Next Time Trump Bashes Mexico, Remember ThisNews Abroad
tags: Mexico, election 2016, Lincoln, Trump
Michael Hogan is the author of twenty-four books. He is a former professor of international relations at the Universidad Autonoma de Guadalajara and emeritus humanities chair at the American School Foundation of Guadalajara. His most recent work is Abraham Lincoln and Mexico: A History of Courage, Intrigue and Unlikely Friendships.
For many people it is hard to imagine a time when Mexico was a place of pilgrimage for an American president who went there to both apologize for the US treatment of that country in the past, but also to initiate a Good Neighbor Policy that would affirm his belief that the destinies of the two nations were intertwined. But when Harry Truman laid a wreath at the Mexico City memorial of the Niños Heroes, or Boy Heroes of the US-Mexican War, he was following in the footsteps of another president, Abraham Lincoln, who stood up as a Congressman in Illinois to protest the “unnecessary and unconstitutional” invasion of that country at the orders of James K. Polk. He accused Polk of lying and of creating a pretext for the preemptory invasion. As a result of that war, the US acquired two-fifths of Mexican territory including the states of California, Utah, Arizona and Nevada, as well as parts of present-day Kansas, New Mexico, Colorado and Wyoming.
As a result of Lincoln’s courageous stance in Congress, he was castigated in the press, called “spotty Lincoln” by his critics, and abandoned by his party and by his supporters. He was accused of giving aid and comfort to the enemy. He lost an election to the Senate and was even turned down for an appointment as postmaster. It seemed like his political career was over. Although many US historians have advanced the theory that Lincoln spoke against the war for political reasons, his subsequent speeches disprove that theory as do his letters to his law partner, William Herndon. He railed against the war a second time a month after his famous “spot resolutions” over objections of the younger members of his party, and even voted for an amendment condemning the war which was tacked on to a resolution honoring war hero Zachary Taylor, who would become the next president.
When Lincoln finally became president himself as a compromise candidate, one would think he had enough on his plate with the South about to succeed and with a fratricidal war on the horizon. Yet he made time even then to meet with the Mexican Ambassador Matías Romero, who visited him at his home in Springfield shortly after the election. Lincoln wrote Romero a letter reassuring him and the new president of Mexico, Benito Juárez, of his support of the Mexican people and their republic.

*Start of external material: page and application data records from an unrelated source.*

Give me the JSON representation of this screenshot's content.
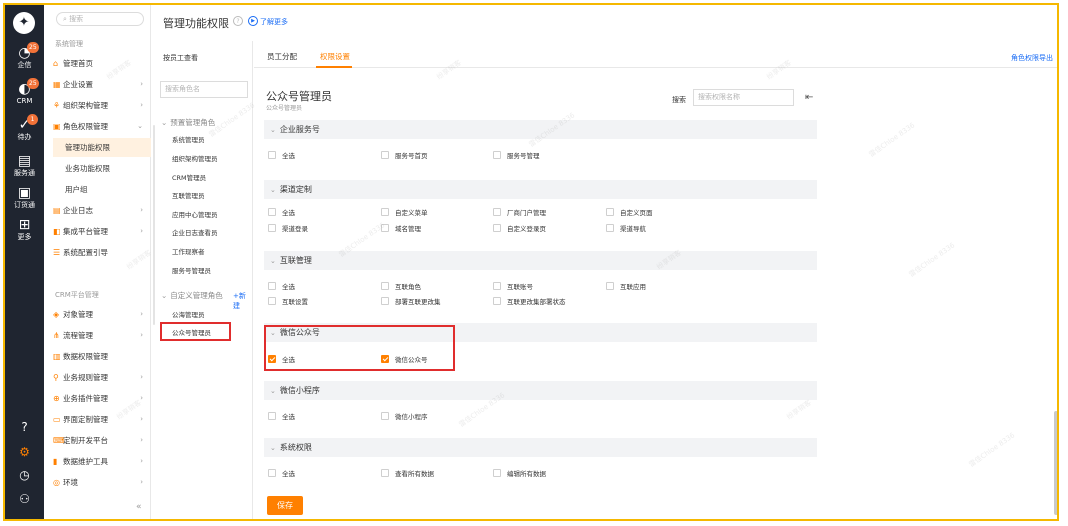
{
  "sidebar_icons": {
    "items": [
      {
        "label": "企信",
        "badge": "25",
        "icon": "chat-bubble-icon"
      },
      {
        "label": "CRM",
        "badge": "25",
        "icon": "crm-icon"
      },
      {
        "label": "待办",
        "badge": "1",
        "icon": "todo-check-icon"
      },
      {
        "label": "服务通",
        "icon": "service-icon"
      },
      {
        "label": "订货通",
        "icon": "order-icon"
      },
      {
        "label": "更多",
        "icon": "grid-icon"
      }
    ],
    "bottom_icons": [
      "help-icon",
      "settings-gear-icon",
      "clock-icon",
      "contacts-icon"
    ]
  },
  "menu": {
    "search_placeholder": "搜索",
    "section_system": "系统管理",
    "items": [
      {
        "label": "管理首页",
        "icon": "home-icon",
        "arrow": ""
      },
      {
        "label": "企业设置",
        "icon": "company-icon",
        "arrow": "›"
      },
      {
        "label": "组织架构管理",
        "icon": "org-icon",
        "arrow": "›"
      },
      {
        "label": "角色权限管理",
        "icon": "role-icon",
        "arrow": "⌄"
      },
      {
        "label": "管理功能权限",
        "icon": "",
        "arrow": ""
      },
      {
        "label": "业务功能权限",
        "icon": "",
        "arrow": ""
      },
      {
        "label": "用户组",
        "icon": "",
        "arrow": ""
      },
      {
        "label": "企业日志",
        "icon": "log-icon",
        "arrow": "›"
      },
      {
        "label": "集成平台管理",
        "icon": "integration-icon",
        "arrow": "›"
      },
      {
        "label": "系统配置引导",
        "icon": "guide-icon",
        "arrow": ""
      }
    ],
    "section_crm": "CRM平台管理",
    "crm_items": [
      {
        "label": "对象管理",
        "icon": "object-icon",
        "arrow": "›"
      },
      {
        "label": "流程管理",
        "icon": "flow-icon",
        "arrow": "›"
      },
      {
        "label": "数据权限管理",
        "icon": "data-permission-icon",
        "arrow": ""
      },
      {
        "label": "业务规则管理",
        "icon": "rule-icon",
        "arrow": "›"
      },
      {
        "label": "业务插件管理",
        "icon": "plugin-icon",
        "arrow": "›"
      },
      {
        "label": "界面定制管理",
        "icon": "ui-custom-icon",
        "arrow": "›"
      },
      {
        "label": "定制开发平台",
        "icon": "dev-platform-icon",
        "arrow": "›"
      },
      {
        "label": "数据维护工具",
        "icon": "data-tool-icon",
        "arrow": "›"
      },
      {
        "label": "环境",
        "icon": "environment-icon",
        "arrow": "›"
      }
    ]
  },
  "header": {
    "title": "管理功能权限",
    "learn_more": "了解更多"
  },
  "roles": {
    "tab_label": "按员工查看",
    "search_placeholder": "搜索角色名",
    "preset_group": "预置管理角色",
    "preset_items": [
      "系统管理员",
      "组织架构管理员",
      "CRM管理员",
      "互联管理员",
      "应用中心管理员",
      "企业日志查看员",
      "工作现察者",
      "服务号管理员"
    ],
    "custom_group": "自定义管理角色",
    "add_label": "+新建",
    "custom_items": [
      "公海管理员",
      "公众号管理员"
    ]
  },
  "main": {
    "tabs": [
      "员工分配",
      "权限设置"
    ],
    "active_tab": 1,
    "export_label": "角色权限导出",
    "role_title": "公众号管理员",
    "role_subtitle": "公众号管理员",
    "search_label": "搜索",
    "search_placeholder": "搜索权限名称",
    "sections": [
      {
        "title": "企业服务号",
        "options": [
          {
            "label": "全选",
            "checked": false
          },
          {
            "label": "服务号首页",
            "checked": false
          },
          {
            "label": "服务号管理",
            "checked": false
          }
        ]
      },
      {
        "title": "渠道定制",
        "options": [
          {
            "label": "全选",
            "checked": false
          },
          {
            "label": "自定义菜单",
            "checked": false
          },
          {
            "label": "厂商门户管理",
            "checked": false
          },
          {
            "label": "自定义页面",
            "checked": false
          },
          {
            "label": "渠道登录",
            "checked": false
          },
          {
            "label": "域名管理",
            "checked": false
          },
          {
            "label": "自定义登录页",
            "checked": false
          },
          {
            "label": "渠道导航",
            "checked": false
          }
        ]
      },
      {
        "title": "互联管理",
        "options": [
          {
            "label": "全选",
            "checked": false
          },
          {
            "label": "互联角色",
            "checked": false
          },
          {
            "label": "互联账号",
            "checked": false
          },
          {
            "label": "互联应用",
            "checked": false
          },
          {
            "label": "互联设置",
            "checked": false
          },
          {
            "label": "部署互联更改集",
            "checked": false
          },
          {
            "label": "互联更改集部署状态",
            "checked": false
          }
        ]
      },
      {
        "title": "微信公众号",
        "options": [
          {
            "label": "全选",
            "checked": true
          },
          {
            "label": "微信公众号",
            "checked": true
          }
        ]
      },
      {
        "title": "微信小程序",
        "options": [
          {
            "label": "全选",
            "checked": false
          },
          {
            "label": "微信小程序",
            "checked": false
          }
        ]
      },
      {
        "title": "系统权限",
        "options": [
          {
            "label": "全选",
            "checked": false
          },
          {
            "label": "查看所有数据",
            "checked": false
          },
          {
            "label": "编辑所有数据",
            "checked": false
          }
        ]
      }
    ],
    "save_label": "保存"
  },
  "watermark": [
    "纷享销客",
    "雷佳Chloe 8336"
  ],
  "colors": {
    "accent": "#ff8000",
    "sidebar_bg": "#1f2530",
    "link": "#1b6df5",
    "highlight": "#e02d2d"
  }
}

By 1863 the US was fully engaged in the Civil War: the Battle of Gettysburg was in full swing, and France had invaded Mexico and set up the puppet emperor, Maximilian. As both Austrian and French troops occupied Mexico, Lincoln—careful not to burn bridges with France lest they unite with the Confederacy—soft-pedaled his aid to the Mexican government in exile. He had his advisers confer secretly with Romero (now without credentials since President Juárez was in El Paso), and even met with him personally on several occasions. Mary Todd Lincoln and Romero went on shopping trips together and had intimate conversations. Romero used the Lincoln letter of friendship to approach banks in New York, Boston, Philadelphia, and San Francisco to solicit investors to buy a Mexican bond issue. He was able to raise over $18 million.

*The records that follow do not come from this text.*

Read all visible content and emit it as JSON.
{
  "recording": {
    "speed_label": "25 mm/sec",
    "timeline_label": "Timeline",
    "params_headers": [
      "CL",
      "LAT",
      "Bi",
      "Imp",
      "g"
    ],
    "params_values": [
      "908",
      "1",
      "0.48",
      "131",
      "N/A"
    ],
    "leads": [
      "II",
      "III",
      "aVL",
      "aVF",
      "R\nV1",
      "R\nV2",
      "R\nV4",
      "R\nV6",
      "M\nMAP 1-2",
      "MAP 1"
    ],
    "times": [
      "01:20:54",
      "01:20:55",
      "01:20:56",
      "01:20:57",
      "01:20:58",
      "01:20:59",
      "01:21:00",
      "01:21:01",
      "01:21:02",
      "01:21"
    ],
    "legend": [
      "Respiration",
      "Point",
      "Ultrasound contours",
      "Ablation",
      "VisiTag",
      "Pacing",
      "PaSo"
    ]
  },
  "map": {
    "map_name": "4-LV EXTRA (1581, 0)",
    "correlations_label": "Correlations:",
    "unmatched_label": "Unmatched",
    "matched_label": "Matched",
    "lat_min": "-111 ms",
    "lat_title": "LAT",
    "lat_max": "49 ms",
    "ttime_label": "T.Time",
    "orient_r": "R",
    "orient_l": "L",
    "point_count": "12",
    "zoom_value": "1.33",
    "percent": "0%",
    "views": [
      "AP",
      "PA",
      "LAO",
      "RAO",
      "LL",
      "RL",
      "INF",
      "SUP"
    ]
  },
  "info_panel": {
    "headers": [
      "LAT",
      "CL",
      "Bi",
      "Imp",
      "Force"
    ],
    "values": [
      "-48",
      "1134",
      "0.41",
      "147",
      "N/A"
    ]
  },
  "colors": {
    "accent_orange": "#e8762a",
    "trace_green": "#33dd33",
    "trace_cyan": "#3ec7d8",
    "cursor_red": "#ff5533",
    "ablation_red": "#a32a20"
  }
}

As the war came to an end in the east, he was able to circumvent Secretary of State Henry Seward’s cautious approach and help persuade Lincoln to order General Grant to move over 50,000 troops under the command of General Sheridan to the Texas border, including thousands of “colored troops” (as the African-American soldiers were known at the time). The goal was to help Mexicans at the end of the US Civil War to drive out the French. Sheridan purposely “lost” 30,000 repeating rifles on the border where the Juárez army could find them. Although Lincoln would be assassinated shortly after the surrender of Appomattox, his generals continued to help Mexico. They encouraged the recently-discharged troops to form the American Legion of Honor which would fight side by side with the Mexicans, helping rid the country of the last remnants of European occupation.
In 1947, Harry Truman, a Democrat, came to Mexico to reaffirm what a Republican president, Abraham Lincoln, had affirmed throughout his career: the Mexican people are not only our neighbors but the entire southwestern US was formerly their territory. Mexico and the US share today a vast territory in North America and neither side can afford animosity or discord. Americans were the first illegal immigrants to their country, violating their laws, fomenting revolt, and later with our army violating their sovereign territory. It is well to remember that when we are tempted to react with frustration or impatience.

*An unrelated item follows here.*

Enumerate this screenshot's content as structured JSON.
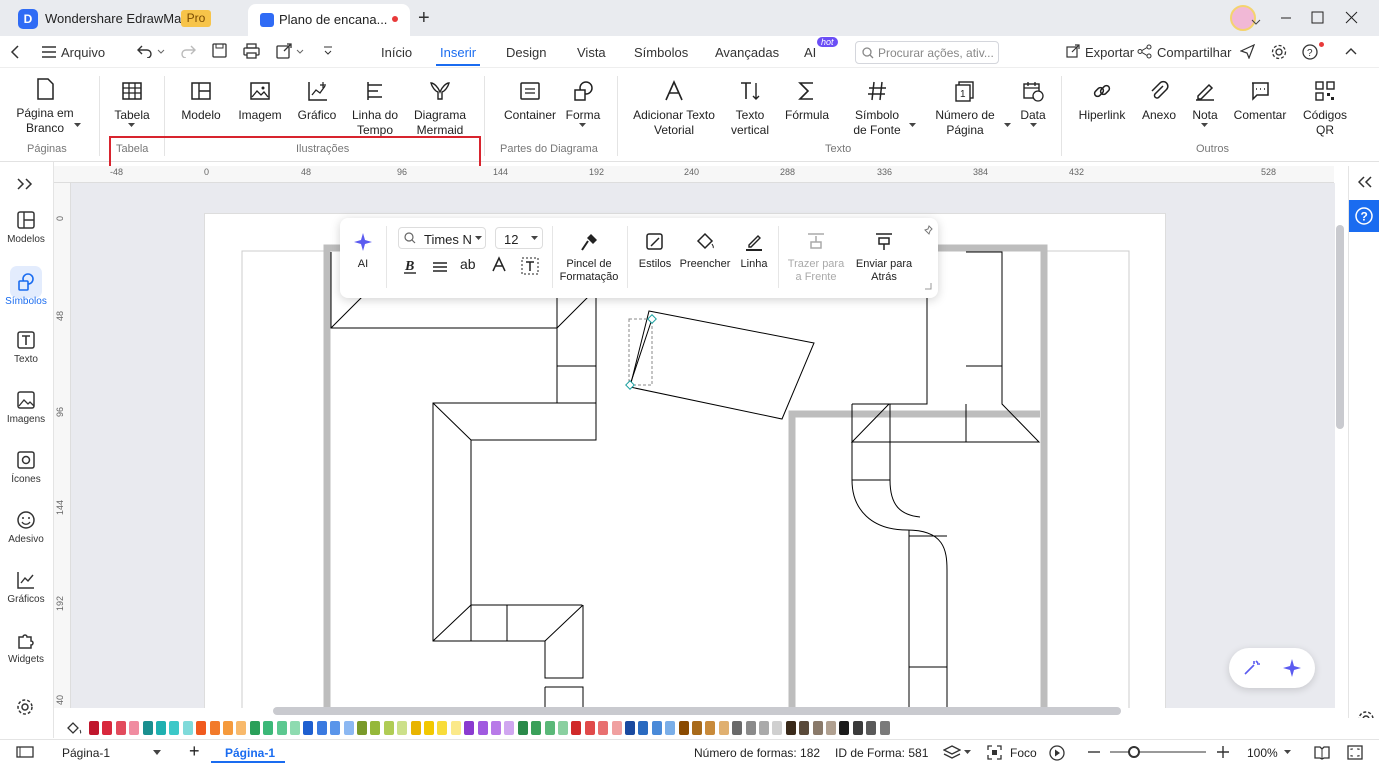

Our later history under Lincoln made us allies, helping to rid Mexico (and us) of an unwelcomed foreign power in this hemisphere. As an American historian, living and teaching in Mexico, it is my hope that this re-visioning of our mutual histories in Abraham Lincoln and Mexico might quiet the polemics raging in the US since the recent election, and let us hear the quieter voices which speak to us from the past about how we might be “good neighbors” once again.